“Jeffries has done a good job in keeping us unified and building consensus. He governs with a light touch and solicits members’ opinions,” said Democratic Representative Ro Khanna in a recent interview.

Representative Pramila Jayapal, who heads the Congressional Progressive Caucus, called Jeffries “an incredible leader.”


But Jayapal said she expects to get something in return if members of her party are going to support a political rival.

“My concern is that this speaker is anti-choice, anti-democracy, anti-immigrant and we are going to have to go back to people and explain why we would have saved the speaker,” she said an interview last week.

Johnson drew the ire of his party hardliners by working with Democrats to pass bills averting a government shutdown and providing additional aid to Ukraine.

Still, Jayapal said she’d expect to see further concessions if Democrats protect Johnson, rattling off demands such as renewing an expiring “Affordable Connectivity Program” that helps low-income households afford broadband service.

Ousting Johnson, and triggering a replay of October’s House chaos, could pose a political risk for Republicans in an election year, one reason their presidential candidate, Donald Trump, voiced concern about the move.

Even Trump’s words have not soothed hardline Republicans angry that Johnson, a fourth-term conservative from Louisiana, has not taken a harder line.

“There was nothing in his prior life, political or private, that qualified him for this job.
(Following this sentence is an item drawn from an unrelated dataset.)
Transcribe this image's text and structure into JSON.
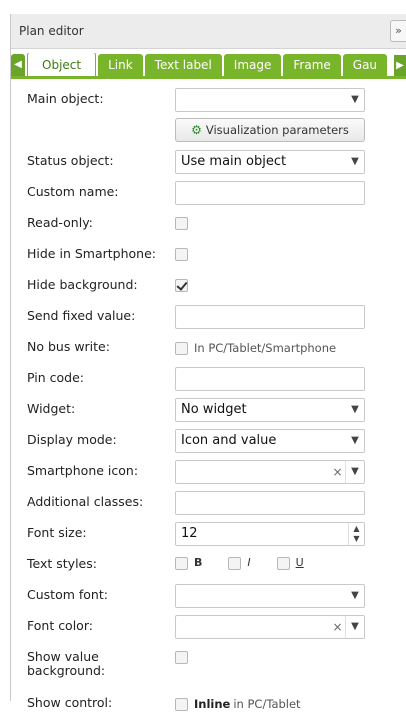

He is a lost ball in tall weeds,” said far-right Republican Representative Thomas Massie, who is backing Greene’s effort.

Jeffries, whose leadership bid was backed by former House Speaker Nancy Pelosi, has far less trouble from his own caucus, though as a minority leader his job has been easier than Johnson’s, as he has not had to drive the House agenda and deal with all the political pitfalls that go with it.

One Democratic aide who asked not to be identified said, “It’s easy to look great when you’re standing to the side of the three-ring circus.”

(Reporting by Richard Cowan; Editing by Scott Malone and Bill Berkrot)